Now that we know how to align the vertical axis of the MRU with the SRF, we would like to know how well the method works. In Figure 6, a summary is given of eight Rijkswaterstaat vessels calibrated in two directions as described above. For each instance, the difference between the two calibrations is given. Ideally, the difference should be zero, preferably less than 0.3°. The average calibration difference is 0.19° with a standard deviation (1?, 68%) of 0.15°. Although the figures do not tell us whether the MRU was properly aligned with the SRF, they do tell us that, in general, the repeatability is within the preferred values and we therefore may assume that alignment using this method was successful.

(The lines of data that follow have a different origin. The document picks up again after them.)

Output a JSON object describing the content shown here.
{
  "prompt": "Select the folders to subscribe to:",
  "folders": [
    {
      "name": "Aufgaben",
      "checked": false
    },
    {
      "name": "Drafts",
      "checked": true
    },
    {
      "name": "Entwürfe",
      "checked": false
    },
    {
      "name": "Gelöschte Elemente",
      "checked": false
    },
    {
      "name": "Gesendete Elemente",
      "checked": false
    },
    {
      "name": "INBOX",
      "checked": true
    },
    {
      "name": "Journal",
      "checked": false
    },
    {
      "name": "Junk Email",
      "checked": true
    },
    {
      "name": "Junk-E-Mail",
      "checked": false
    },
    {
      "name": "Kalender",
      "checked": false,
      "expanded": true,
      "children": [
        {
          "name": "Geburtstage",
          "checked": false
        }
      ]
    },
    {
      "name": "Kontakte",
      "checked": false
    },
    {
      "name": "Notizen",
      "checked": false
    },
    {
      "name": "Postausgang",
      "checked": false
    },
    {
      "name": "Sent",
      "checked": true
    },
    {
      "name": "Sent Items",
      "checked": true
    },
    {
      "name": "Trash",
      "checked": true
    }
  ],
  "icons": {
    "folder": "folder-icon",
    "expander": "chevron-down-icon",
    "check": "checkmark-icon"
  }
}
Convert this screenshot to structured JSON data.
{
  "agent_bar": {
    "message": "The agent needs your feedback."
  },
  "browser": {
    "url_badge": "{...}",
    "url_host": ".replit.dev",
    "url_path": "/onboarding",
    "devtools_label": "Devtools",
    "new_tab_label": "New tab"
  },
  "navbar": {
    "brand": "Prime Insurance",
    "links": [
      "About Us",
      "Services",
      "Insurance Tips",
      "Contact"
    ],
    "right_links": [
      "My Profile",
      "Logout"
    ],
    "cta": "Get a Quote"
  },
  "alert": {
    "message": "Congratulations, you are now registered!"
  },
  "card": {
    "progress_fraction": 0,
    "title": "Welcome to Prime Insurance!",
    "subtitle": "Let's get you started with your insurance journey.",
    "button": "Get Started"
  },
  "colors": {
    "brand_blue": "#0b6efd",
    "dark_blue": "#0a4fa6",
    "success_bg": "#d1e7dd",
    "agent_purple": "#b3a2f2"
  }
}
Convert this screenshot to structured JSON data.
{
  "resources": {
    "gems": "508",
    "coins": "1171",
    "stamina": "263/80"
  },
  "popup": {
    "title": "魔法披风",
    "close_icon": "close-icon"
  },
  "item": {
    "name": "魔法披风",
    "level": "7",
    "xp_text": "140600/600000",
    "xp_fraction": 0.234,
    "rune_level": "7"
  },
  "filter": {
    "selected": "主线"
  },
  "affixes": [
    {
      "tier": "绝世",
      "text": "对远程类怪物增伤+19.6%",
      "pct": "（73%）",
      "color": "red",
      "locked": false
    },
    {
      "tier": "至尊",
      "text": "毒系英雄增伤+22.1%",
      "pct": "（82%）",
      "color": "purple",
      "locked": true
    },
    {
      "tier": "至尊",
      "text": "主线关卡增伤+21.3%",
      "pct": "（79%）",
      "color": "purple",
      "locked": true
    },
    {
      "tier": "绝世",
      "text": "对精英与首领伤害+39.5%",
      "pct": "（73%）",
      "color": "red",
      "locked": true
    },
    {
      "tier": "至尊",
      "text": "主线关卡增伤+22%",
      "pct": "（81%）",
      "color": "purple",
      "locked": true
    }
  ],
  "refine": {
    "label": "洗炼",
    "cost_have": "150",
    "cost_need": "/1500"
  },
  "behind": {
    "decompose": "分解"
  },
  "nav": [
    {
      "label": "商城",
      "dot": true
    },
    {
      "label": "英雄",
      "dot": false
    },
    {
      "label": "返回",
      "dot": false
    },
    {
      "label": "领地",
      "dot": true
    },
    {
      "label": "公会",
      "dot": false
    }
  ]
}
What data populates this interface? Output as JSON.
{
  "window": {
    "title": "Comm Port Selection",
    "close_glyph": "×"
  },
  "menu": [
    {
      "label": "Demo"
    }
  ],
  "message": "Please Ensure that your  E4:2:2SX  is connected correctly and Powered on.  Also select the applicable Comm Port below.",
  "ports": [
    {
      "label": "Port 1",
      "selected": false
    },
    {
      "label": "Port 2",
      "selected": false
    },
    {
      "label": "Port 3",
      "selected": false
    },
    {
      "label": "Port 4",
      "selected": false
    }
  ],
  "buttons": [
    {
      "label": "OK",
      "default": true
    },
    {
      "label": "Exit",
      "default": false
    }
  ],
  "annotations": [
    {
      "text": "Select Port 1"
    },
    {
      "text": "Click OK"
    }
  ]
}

The Dutch calibration methods mentioned here and in Part II of this article were developed over the years by people like J.J. Knol, F. Maas, H. van der Marel, H. Murre, A.P.M. pieters, P. Kaslander, P. van Waalwijk and E.B. Wiegmann (see The History of the Dutch Method in the next issue of Hydro International). I wish to express my gratitude to them and all whose names are not listed. It is with thanks to all these people that we now know how to survey and calibrate a survey vessel properly. Many thanks to John Hughes Clarke for supplying me with images for this article and to Ad Pieters for filling in many historical details and commenting on the text. For the latter, I also wish to thank E.B. Wiegmann, S. Bicknese, R. Broekman and A. van Vliet of department DID-DSDH of Rijkswaterstaat.
Last updated: 20/11/2018